BLOCKLEY (St. Peter and St. Paul), a parish, in the union of Shipston, Upper division of the hundred of Oswaldslow, Blockley and E. divisions of the county of Worcester, 3¼ miles (N. W. by W.) from Moreton; surrounded by Gloucestershire and a small portion of Warwickshire; comprising the townships of Blockley, and the hamlets of Aston Magna, Dorne, Ditchford, Draycot, and Paxford; and containing 2136 inhabitants, of whom 1412 are in the township of Blockley. It consists of 7571 acres, of which 3190 are arable, 4035 meadow and pasture, and 341 wood; the soil is rich and fertile. The surface is irregular and undulated, and the scenery produced by its shady groves, fruitful vales, and sloping hills, is very pleasing: the land is in good cultivation. There are several silk-mills, worked by small streams which rise in Dovedale, a short distance hence.
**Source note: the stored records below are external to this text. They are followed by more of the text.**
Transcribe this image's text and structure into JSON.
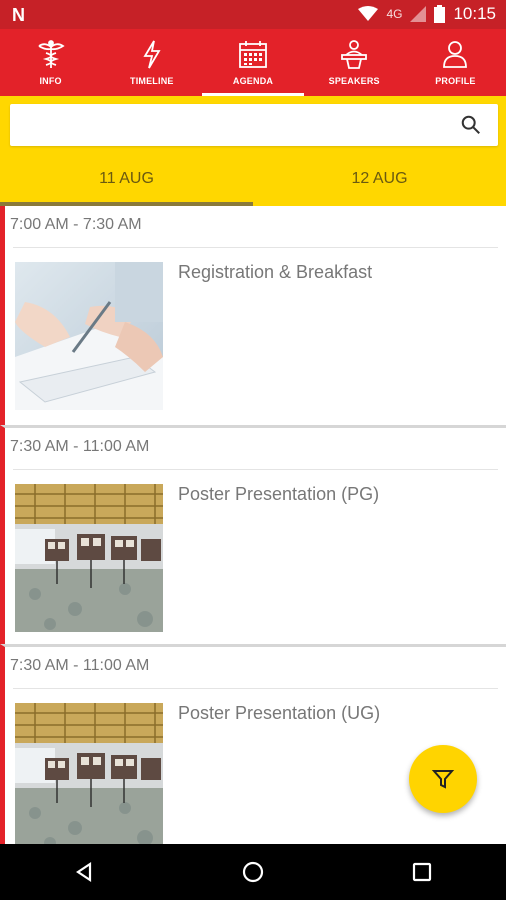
{
  "status_bar": {
    "time": "10:15",
    "network": "4G",
    "app_icon": "N"
  },
  "tabs": [
    {
      "label": "INFO",
      "icon": "caduceus-icon"
    },
    {
      "label": "TIMELINE",
      "icon": "lightning-icon"
    },
    {
      "label": "AGENDA",
      "icon": "calendar-icon"
    },
    {
      "label": "SPEAKERS",
      "icon": "speaker-podium-icon"
    },
    {
      "label": "PROFILE",
      "icon": "person-icon"
    }
  ],
  "active_tab": "AGENDA",
  "search": {
    "placeholder": "",
    "value": ""
  },
  "days": [
    {
      "label": "11 AUG",
      "active": true
    },
    {
      "label": "12 AUG",
      "active": false
    }
  ],
  "sessions": [
    {
      "time": "7:00 AM - 7:30 AM",
      "title": "Registration & Breakfast",
      "image": "paperwork-photo"
    },
    {
      "time": "7:30 AM - 11:00 AM",
      "title": "Poster Presentation (PG)",
      "image": "poster-hall-photo"
    },
    {
      "time": "7:30 AM - 11:00 AM",
      "title": "Poster Presentation (UG)",
      "image": "poster-hall-photo"
    }
  ],
  "colors": {
    "brand_red": "#e32229",
    "status_red": "#c62127",
    "accent_yellow": "#ffd700"
  }
}
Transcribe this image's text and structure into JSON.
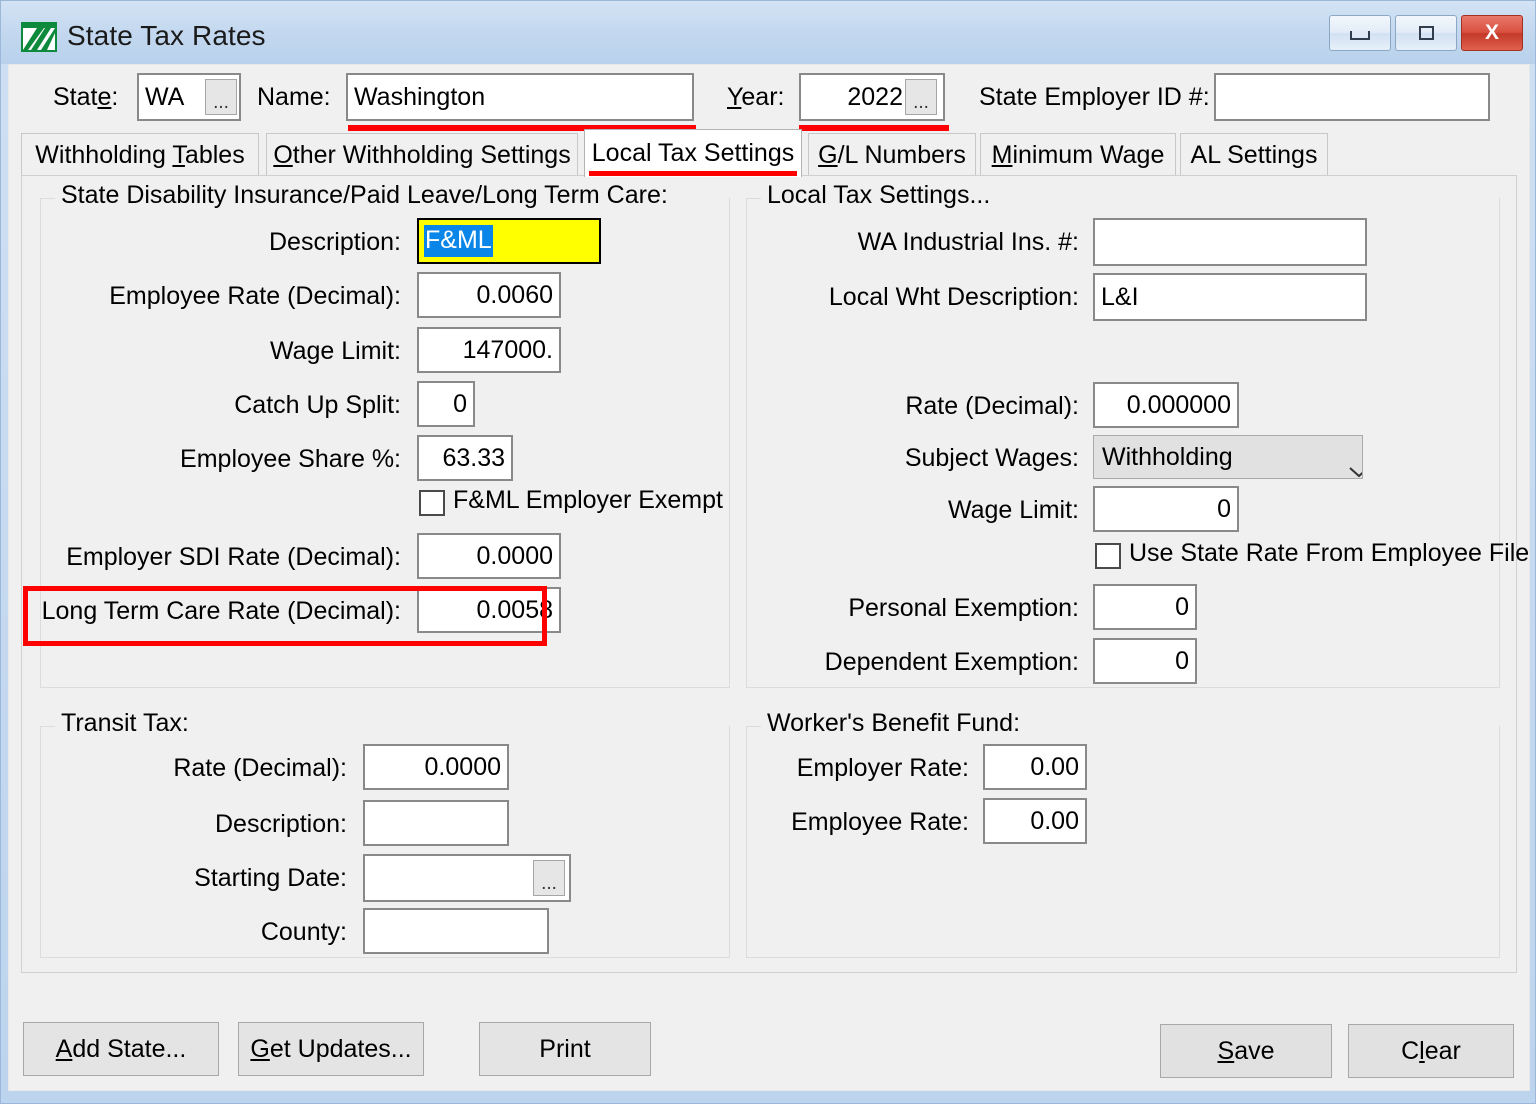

Fairs are held on the Tuesday next after Easter-week, for cattle, and Oct. 10th, for hiring servants; a manorial court is occasionally held under the Bishop of Worcester, who is lord of the manor, and the petty-sessions for the division are held here. The living is a vicarage, valued in the king's books at £54; net income, £762; patron and appropriator, the Bishop: the tithes were commuted for land in 1772. The church is partly Norman, and partly in the early English style; the interior is spacious, and consists of a nave, chancel, and north aisle, with a small gallery at the west end, and is appropriately decorated: the tower was rebuilt in 1725, at the expense of the inhabitants. At Aston is a separate incumbency. There is a place of worship for Baptists. Premises for a school upon the national plan, were built some years since by Lord Northwick; the endowment, arising from various sums bequeathed by the ancestors of his lordship, amounts to £12. 14. per annum. In a charter of King Burhred, dated 855, mention is made of a monastery which then existed, and which was subsequently annexed to the bishopric of Worcester: the bishops had a palace here. The Roman Fosse-way passed between this village and Moreton, and urns and other Roman remains have been found on Moor Hill. There are several chalybeate springs.

Transcribed from A Topographical Dictionary of England, by Samuel Lewis, seventh edition, published 1858.